Spurs academy player Shayon Harrison
Spurs academy player Shayon Harrison
Nigel Roddis/Getty Images

It's the January transfer window and Tottenham have one glaring position of need: a backup to Harry Kane. Consequently, Spurs are linked to just about every available striker in world football, and a few that aren't available. But Spurs manager Mauricio Pochettino is adamant that Spurs are not going to purchase anyone just for the sake of filling a hole.

Spurs journo Ben Pearce interviewed Poche for a piece in the Hampstead & Highgate Express where Poche lays this out pretty clearly, and even goes as far as to suggest that he'll promote someone out of the academy if the right signing doesn't come along.

"There's a lot of players and names that want to come to us because Tottenham is a big club.

"I think the project is very attractive - the philosophy, how the team plays. There's a lot of players that want to come and it's important for us to pick the right players. If it's not possible now it's not a big problem for me.

"Maybe the people or you are worried or concerned about different things but I'm happy with the squad we have.

"I've always told you we need to add the right profile or people or players to improve us. If we don't find the right player that can improve us, then why do it? To bring a player just to bring him in? This is not our philosophy. We have enough quality, we have younger players in our academy with a lot of potential like Shayon [Harrison] and Kazaiah Sterling.

"I can give a lot of names that are very young and are hungry and can help us to achieve everything.

"It's ok and you are right that we can add some players to help us and improve the squad, but if we don't find this player we have enough youngsters to help us."

Are you surprised by this statement from Pochettino? You shouldn't be. It's the same position he had last summer when he ended the transfer window with only Harry Kane on the roster as a recognized striker, and it's not the first time he's reiterated it this window.

Spurs are in a tricky position with this particular area of need. They're not going to go after someone who can challenge Harry Kane for minutes right now since they already have one of the best strikers in the world. What they need is someone who's content to come in and sit the bench, play in cups, Europa, and as a rotation option, and who won't upset the team chemistry too much. That generally means one of three options: either a young striker with a high ceiling who is content to bide his time as he continues to develop (like Fulham's Mousa Dembele), a journeyman who knows his place but who can come in and do a job (like Steven Fletcher), or a hybrid player who can slot in at a number of positions, including up top (like Saido Berahino).

And if it's the young up and comer, then why not take a chance on an academy player if the right signing doesn't present itself? Sure, there's risk involved with promoting a youth teamer, but that's also how Spurs got Harry Kane to begin with. It's a high-risk high-reward proposition, and it's only a major issue of Harry Kane is gassed or injured.

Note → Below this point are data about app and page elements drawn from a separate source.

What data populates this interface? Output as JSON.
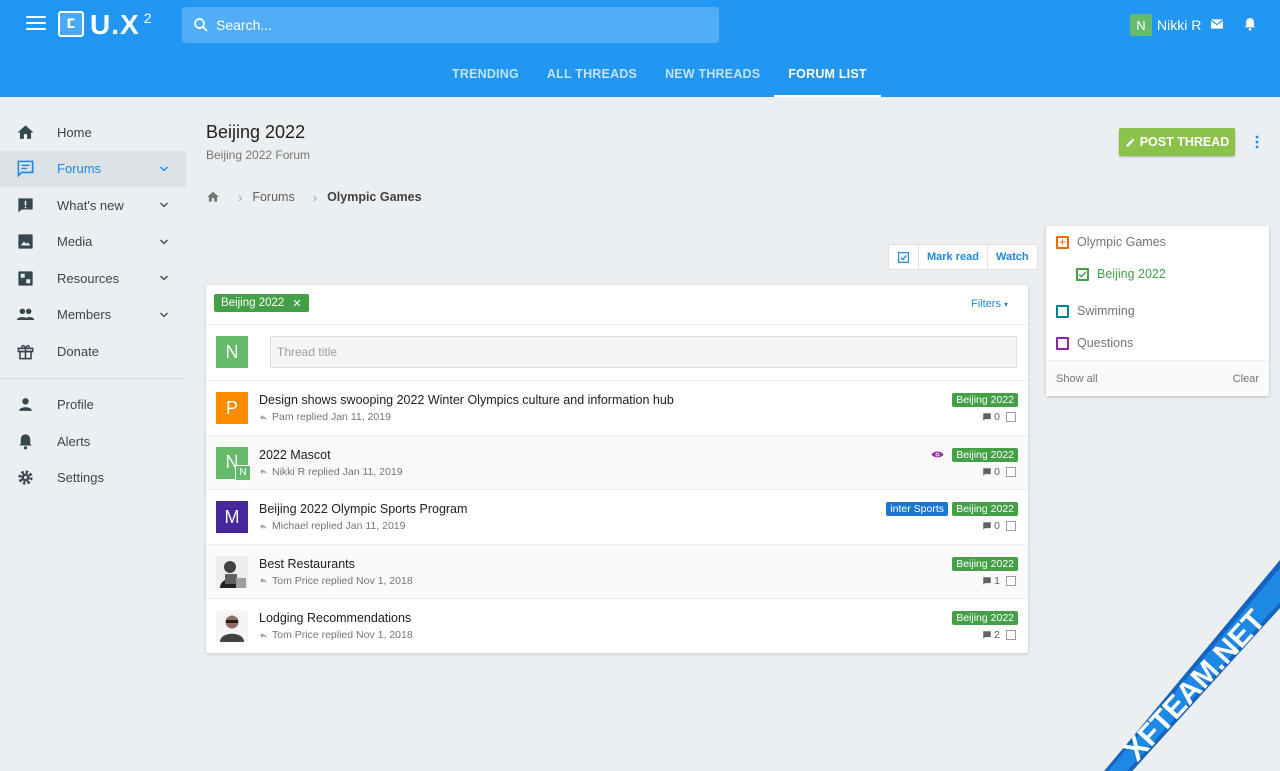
{
  "header": {
    "logo_icon": "ⵎ",
    "logo_text": "U.X",
    "logo_sup": "2",
    "search_placeholder": "Search...",
    "user_initial": "N",
    "user_name": "Nikki R",
    "accent": "#2196f3"
  },
  "tabs": [
    {
      "label": "TRENDING"
    },
    {
      "label": "ALL THREADS"
    },
    {
      "label": "NEW THREADS"
    },
    {
      "label": "FORUM LIST",
      "active": true
    }
  ],
  "sidebar": {
    "items": [
      {
        "label": "Home",
        "icon": "home-icon"
      },
      {
        "label": "Forums",
        "icon": "chat-icon",
        "active": true
      },
      {
        "label": "What's new",
        "icon": "feedback-icon"
      },
      {
        "label": "Media",
        "icon": "image-icon"
      },
      {
        "label": "Resources",
        "icon": "resource-icon"
      },
      {
        "label": "Members",
        "icon": "people-icon"
      },
      {
        "label": "Donate",
        "icon": "gift-icon"
      }
    ],
    "account": [
      {
        "label": "Profile",
        "icon": "person-icon"
      },
      {
        "label": "Alerts",
        "icon": "bell-icon"
      },
      {
        "label": "Settings",
        "icon": "gear-icon"
      }
    ]
  },
  "page": {
    "title": "Beijing 2022",
    "subtitle": "Beijing 2022 Forum",
    "post_label": "POST THREAD"
  },
  "breadcrumb": {
    "items": [
      "Forums",
      "Olympic Games"
    ]
  },
  "actions": {
    "mark_read": "Mark read",
    "watch": "Watch"
  },
  "thread_list": {
    "active_prefix": "Beijing 2022",
    "filters_label": "Filters",
    "quick_initial": "N",
    "title_placeholder": "Thread title",
    "threads": [
      {
        "title": "Design shows swooping 2022 Winter Olympics culture and information hub",
        "meta": "Pam replied Jan 11, 2019",
        "prefix": "Beijing 2022",
        "replies": "0",
        "avatar": "P",
        "avatar_color": "#fb8c00"
      },
      {
        "title": "2022 Mascot",
        "meta": "Nikki R replied Jan 11, 2019",
        "prefix": "Beijing 2022",
        "replies": "0",
        "avatar": "N",
        "avatar_color": "#66bb6a",
        "mini_avatar": "N"
      },
      {
        "title": "Beijing 2022 Olympic Sports Program",
        "meta": "Michael replied Jan 11, 2019",
        "prefix": "Beijing 2022",
        "prefix2": "inter Sports",
        "replies": "0",
        "avatar": "M",
        "avatar_color": "#4527a0"
      },
      {
        "title": "Best Restaurants",
        "meta": "Tom Price replied Nov 1, 2018",
        "prefix": "Beijing 2022",
        "replies": "1"
      },
      {
        "title": "Lodging Recommendations",
        "meta": "Tom Price replied Nov 1, 2018",
        "prefix": "Beijing 2022",
        "replies": "2"
      }
    ]
  },
  "filter_panel": {
    "items": [
      {
        "label": "Olympic Games",
        "color": "#ef6c00"
      },
      {
        "label": "Beijing 2022",
        "color": "#43a047",
        "checked": true
      },
      {
        "label": "Swimming",
        "color": "#00838f"
      },
      {
        "label": "Questions",
        "color": "#8e24aa"
      }
    ],
    "show_all": "Show all",
    "clear": "Clear"
  },
  "watermark": "XFTEAM.NET"
}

It's important to reiterate that we have no real idea what Spurs will do. Lyall Thomas has suggested that Spurs have narrowed their list of targets down to three but has declined to state who they might be (other than confirming that Jackson Martinez isn't one of them). There's a decent chance that Spurs will sign someone. But if they don't, don't be surprised if Spurs will dance with those that brought them.